▶ Problem requirements:
A faithful copy of every entry, with the pictures removed, is what is needed here.

(Data begins)

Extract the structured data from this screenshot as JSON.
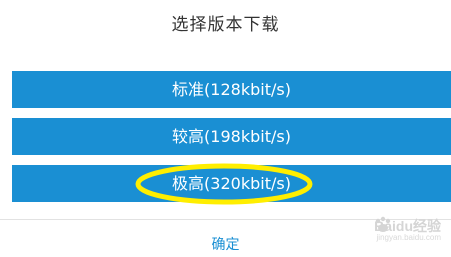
{
  "dialog": {
    "title": "选择版本下载",
    "options": [
      {
        "label": "标准(128kbit/s)"
      },
      {
        "label": "较高(198kbit/s)"
      },
      {
        "label": "极高(320kbit/s)"
      }
    ],
    "confirm_label": "确定"
  },
  "colors": {
    "button_bg": "#1a8fd3",
    "confirm_text": "#1a8fd3",
    "highlight_ring": "#ffee00"
  },
  "watermark": {
    "brand": "Baidu经验",
    "sub": "jingyan.baidu.com"
  }
}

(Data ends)

▶ Answer for the task:
Extract the structured data from this screenshot as JSON.
{
  "dialog": {
    "title": "选择版本下载",
    "options": [
      {
        "label": "标准(128kbit/s)"
      },
      {
        "label": "较高(198kbit/s)"
      },
      {
        "label": "极高(320kbit/s)"
      }
    ],
    "confirm_label": "确定"
  },
  "colors": {
    "button_bg": "#1a8fd3",
    "confirm_text": "#1a8fd3",
    "highlight_ring": "#ffee00"
  },
  "watermark": {
    "brand": "Baidu经验",
    "sub": "jingyan.baidu.com"
  }
}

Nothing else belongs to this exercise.